> _EXERCISE DETAILS_: Your answer should hold each line of the material that contains the word "JSON".

> _SUPPLIED MATERIAL_:
◆ ◆ ◆
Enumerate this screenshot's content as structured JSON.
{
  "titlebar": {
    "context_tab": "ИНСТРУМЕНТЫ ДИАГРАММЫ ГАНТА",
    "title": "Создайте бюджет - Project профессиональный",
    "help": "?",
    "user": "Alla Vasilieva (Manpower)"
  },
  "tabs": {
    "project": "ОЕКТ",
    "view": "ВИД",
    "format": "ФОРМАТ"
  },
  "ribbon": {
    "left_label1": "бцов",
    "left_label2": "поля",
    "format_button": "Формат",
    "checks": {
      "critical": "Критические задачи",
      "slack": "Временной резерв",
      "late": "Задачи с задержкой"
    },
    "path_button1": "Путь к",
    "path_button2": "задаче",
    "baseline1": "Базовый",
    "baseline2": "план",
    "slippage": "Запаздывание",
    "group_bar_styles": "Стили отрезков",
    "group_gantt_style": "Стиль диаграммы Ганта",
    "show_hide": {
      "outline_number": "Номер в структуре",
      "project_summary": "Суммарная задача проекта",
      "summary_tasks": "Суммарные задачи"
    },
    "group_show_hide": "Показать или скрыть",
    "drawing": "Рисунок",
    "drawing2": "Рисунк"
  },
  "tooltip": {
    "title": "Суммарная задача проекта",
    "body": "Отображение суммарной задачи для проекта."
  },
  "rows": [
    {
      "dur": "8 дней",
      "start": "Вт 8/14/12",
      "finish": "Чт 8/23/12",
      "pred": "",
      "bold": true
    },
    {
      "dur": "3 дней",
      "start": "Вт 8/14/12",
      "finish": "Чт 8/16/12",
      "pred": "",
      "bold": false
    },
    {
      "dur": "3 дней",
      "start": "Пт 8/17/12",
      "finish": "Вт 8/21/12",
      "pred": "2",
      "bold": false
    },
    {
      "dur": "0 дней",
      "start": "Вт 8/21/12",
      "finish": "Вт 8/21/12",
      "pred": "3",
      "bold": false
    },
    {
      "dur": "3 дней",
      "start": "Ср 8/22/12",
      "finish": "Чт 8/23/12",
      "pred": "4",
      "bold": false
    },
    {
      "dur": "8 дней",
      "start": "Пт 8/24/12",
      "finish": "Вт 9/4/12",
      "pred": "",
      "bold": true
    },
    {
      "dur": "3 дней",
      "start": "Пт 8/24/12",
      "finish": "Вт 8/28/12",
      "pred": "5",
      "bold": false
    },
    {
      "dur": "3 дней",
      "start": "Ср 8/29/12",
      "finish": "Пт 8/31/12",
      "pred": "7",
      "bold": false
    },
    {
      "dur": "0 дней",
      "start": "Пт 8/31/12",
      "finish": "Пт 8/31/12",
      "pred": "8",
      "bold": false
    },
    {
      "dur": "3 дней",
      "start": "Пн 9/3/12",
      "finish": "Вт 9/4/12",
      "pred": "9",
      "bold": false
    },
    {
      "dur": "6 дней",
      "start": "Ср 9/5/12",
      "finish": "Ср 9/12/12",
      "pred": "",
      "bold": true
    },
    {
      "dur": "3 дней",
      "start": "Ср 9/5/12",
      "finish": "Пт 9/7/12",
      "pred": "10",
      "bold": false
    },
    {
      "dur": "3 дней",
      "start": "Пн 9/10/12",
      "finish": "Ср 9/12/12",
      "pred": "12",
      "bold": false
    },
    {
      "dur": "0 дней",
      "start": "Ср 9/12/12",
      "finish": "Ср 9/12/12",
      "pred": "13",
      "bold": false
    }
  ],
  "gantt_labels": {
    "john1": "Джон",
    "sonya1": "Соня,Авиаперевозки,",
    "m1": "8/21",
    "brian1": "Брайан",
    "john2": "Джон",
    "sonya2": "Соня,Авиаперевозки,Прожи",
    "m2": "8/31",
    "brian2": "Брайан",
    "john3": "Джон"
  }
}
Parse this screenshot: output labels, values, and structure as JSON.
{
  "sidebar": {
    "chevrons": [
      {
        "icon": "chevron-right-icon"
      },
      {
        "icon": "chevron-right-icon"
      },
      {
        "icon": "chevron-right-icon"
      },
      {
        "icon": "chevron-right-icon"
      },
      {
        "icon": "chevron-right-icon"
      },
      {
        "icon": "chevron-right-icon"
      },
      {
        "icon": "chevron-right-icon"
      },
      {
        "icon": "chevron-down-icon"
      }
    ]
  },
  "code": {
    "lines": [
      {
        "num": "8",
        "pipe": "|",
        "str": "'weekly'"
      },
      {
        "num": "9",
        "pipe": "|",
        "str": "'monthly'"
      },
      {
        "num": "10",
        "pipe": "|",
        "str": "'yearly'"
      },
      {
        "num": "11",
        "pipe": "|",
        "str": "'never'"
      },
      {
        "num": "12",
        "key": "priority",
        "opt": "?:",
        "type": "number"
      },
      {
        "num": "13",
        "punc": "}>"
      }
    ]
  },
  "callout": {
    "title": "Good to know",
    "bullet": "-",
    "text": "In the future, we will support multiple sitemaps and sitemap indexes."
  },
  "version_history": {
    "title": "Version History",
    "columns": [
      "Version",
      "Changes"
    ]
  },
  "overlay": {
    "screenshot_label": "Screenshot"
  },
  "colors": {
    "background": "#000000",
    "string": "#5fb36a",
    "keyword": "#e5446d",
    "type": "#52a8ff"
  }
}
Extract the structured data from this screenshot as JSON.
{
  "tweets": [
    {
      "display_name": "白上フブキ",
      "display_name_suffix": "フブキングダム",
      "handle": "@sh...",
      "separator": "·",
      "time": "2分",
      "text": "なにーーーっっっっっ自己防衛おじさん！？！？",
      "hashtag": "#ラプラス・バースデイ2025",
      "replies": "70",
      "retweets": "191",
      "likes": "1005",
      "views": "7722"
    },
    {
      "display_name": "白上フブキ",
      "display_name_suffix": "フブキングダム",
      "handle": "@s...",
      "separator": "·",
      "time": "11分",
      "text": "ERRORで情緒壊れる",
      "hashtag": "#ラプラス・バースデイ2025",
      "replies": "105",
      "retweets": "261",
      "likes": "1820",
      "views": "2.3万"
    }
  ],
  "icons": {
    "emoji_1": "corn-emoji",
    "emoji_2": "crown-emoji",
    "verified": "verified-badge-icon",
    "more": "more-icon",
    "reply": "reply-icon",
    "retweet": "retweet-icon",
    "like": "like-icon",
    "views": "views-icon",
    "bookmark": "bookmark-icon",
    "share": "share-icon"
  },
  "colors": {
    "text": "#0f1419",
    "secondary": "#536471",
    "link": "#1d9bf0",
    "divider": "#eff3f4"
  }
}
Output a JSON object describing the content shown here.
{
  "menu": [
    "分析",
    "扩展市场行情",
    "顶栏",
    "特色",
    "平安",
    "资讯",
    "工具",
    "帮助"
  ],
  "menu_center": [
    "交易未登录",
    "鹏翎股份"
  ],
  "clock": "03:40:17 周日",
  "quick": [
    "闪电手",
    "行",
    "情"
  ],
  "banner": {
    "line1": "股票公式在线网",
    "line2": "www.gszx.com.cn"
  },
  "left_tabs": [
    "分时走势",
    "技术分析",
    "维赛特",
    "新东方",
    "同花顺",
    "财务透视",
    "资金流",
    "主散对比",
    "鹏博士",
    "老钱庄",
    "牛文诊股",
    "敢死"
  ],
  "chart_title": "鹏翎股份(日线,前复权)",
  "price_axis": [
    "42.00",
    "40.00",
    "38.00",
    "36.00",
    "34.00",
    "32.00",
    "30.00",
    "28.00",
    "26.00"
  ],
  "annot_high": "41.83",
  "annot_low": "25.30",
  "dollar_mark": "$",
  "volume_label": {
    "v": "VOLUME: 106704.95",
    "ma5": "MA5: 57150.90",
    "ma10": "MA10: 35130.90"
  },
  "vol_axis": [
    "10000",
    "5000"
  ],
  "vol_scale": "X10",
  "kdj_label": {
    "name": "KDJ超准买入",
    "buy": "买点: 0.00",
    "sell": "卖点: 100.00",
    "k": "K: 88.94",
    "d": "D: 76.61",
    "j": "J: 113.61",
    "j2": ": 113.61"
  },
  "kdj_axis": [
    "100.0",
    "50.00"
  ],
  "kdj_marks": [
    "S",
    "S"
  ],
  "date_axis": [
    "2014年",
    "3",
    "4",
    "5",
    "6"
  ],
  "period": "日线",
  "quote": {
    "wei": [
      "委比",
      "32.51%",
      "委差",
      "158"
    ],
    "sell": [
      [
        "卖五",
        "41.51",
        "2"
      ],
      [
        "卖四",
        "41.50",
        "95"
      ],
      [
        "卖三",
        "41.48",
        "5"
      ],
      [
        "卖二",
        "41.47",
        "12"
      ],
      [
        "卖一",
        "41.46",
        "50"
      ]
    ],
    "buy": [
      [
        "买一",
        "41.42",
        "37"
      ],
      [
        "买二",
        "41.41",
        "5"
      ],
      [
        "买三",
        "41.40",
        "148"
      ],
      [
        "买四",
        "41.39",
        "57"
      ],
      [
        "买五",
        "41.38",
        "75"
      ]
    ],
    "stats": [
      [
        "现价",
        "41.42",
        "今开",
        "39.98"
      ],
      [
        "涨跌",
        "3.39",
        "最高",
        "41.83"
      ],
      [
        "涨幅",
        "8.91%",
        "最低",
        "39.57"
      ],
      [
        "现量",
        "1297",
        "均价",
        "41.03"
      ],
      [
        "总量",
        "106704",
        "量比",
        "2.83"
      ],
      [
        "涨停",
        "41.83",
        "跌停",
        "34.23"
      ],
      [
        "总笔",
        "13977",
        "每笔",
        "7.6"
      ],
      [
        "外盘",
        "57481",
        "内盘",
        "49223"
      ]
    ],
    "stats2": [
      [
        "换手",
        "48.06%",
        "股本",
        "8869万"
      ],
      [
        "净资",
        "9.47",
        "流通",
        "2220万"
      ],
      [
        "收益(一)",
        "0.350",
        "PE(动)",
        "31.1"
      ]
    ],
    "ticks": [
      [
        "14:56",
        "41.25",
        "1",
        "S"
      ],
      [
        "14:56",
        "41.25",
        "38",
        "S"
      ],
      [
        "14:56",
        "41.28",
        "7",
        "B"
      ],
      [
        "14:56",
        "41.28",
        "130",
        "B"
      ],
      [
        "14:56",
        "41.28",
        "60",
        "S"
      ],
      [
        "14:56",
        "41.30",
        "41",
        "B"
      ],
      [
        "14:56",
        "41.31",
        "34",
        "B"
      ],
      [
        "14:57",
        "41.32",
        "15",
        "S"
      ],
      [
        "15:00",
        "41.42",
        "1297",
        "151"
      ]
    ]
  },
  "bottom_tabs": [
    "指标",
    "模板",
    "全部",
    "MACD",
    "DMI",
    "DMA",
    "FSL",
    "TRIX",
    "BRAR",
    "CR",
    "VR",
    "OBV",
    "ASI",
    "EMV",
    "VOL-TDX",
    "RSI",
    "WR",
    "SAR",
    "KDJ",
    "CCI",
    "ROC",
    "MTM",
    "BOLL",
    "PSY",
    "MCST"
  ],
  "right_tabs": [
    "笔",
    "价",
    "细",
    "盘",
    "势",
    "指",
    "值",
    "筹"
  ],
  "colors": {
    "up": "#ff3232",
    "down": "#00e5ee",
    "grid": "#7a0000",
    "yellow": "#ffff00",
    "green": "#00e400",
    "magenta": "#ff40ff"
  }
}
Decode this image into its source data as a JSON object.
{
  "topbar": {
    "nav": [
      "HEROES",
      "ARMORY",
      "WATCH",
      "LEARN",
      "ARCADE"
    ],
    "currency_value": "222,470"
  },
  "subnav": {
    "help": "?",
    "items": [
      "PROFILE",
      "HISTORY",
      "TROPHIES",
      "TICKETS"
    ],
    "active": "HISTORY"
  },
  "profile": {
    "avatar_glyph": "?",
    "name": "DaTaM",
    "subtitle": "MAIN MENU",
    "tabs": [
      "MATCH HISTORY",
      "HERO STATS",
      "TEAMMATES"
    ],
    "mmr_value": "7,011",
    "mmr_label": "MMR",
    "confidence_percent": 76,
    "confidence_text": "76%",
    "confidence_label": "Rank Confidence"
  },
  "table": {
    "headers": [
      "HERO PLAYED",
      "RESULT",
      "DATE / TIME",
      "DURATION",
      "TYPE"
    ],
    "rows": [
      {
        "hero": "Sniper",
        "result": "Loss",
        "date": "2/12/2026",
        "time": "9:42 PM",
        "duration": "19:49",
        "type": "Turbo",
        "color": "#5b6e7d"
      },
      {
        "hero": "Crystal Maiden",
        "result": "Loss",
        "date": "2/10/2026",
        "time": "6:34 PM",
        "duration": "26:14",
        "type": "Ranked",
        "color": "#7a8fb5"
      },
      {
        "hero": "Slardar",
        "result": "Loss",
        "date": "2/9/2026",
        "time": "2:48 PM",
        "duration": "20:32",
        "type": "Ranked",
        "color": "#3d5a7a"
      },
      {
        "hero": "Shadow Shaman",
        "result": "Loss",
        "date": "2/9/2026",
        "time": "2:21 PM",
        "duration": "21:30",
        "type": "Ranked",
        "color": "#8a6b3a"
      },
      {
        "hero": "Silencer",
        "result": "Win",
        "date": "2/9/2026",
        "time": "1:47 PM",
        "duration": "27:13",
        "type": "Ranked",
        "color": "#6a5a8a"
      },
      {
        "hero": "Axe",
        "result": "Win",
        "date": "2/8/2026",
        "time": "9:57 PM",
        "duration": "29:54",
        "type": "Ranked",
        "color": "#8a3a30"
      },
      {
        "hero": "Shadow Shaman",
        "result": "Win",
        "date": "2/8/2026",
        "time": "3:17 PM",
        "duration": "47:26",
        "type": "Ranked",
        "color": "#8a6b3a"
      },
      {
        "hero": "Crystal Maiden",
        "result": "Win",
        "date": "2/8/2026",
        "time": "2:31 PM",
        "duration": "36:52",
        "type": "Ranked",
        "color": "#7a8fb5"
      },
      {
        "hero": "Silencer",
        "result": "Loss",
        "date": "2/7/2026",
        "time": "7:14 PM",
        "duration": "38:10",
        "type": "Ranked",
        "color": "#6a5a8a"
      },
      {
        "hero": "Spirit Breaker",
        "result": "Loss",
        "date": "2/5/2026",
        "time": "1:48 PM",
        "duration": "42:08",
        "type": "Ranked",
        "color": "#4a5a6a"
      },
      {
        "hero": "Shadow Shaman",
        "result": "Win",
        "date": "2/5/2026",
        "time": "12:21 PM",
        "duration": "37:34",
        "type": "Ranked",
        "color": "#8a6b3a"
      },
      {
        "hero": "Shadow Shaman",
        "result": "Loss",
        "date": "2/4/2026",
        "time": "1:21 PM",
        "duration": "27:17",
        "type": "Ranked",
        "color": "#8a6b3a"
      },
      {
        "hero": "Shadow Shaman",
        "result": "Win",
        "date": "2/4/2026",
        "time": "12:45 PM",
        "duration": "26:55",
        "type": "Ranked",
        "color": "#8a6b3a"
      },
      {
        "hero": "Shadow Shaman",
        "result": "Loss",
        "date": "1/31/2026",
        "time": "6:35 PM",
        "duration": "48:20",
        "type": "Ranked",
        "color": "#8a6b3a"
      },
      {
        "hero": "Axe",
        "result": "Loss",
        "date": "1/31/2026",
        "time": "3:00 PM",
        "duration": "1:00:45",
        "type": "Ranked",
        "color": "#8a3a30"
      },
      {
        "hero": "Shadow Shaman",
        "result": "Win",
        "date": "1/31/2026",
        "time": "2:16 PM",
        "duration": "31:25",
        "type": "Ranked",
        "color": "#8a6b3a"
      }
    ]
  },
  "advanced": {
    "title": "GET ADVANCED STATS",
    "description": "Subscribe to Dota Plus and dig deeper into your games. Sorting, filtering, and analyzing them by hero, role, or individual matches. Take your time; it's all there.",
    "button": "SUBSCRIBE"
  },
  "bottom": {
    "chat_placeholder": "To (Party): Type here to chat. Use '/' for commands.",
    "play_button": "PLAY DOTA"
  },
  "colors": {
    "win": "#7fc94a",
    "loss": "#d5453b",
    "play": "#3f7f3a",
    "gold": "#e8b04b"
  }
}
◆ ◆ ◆
> _RESPONSE AREA_:
Enumerate this screenshot's content as structured JSON.
Parse this screenshot: output labels, values, and structure as JSON.
Extract the structured data from this screenshot as JSON.
Output a JSON object describing the content shown here.
Decode this image into its source data as a JSON object.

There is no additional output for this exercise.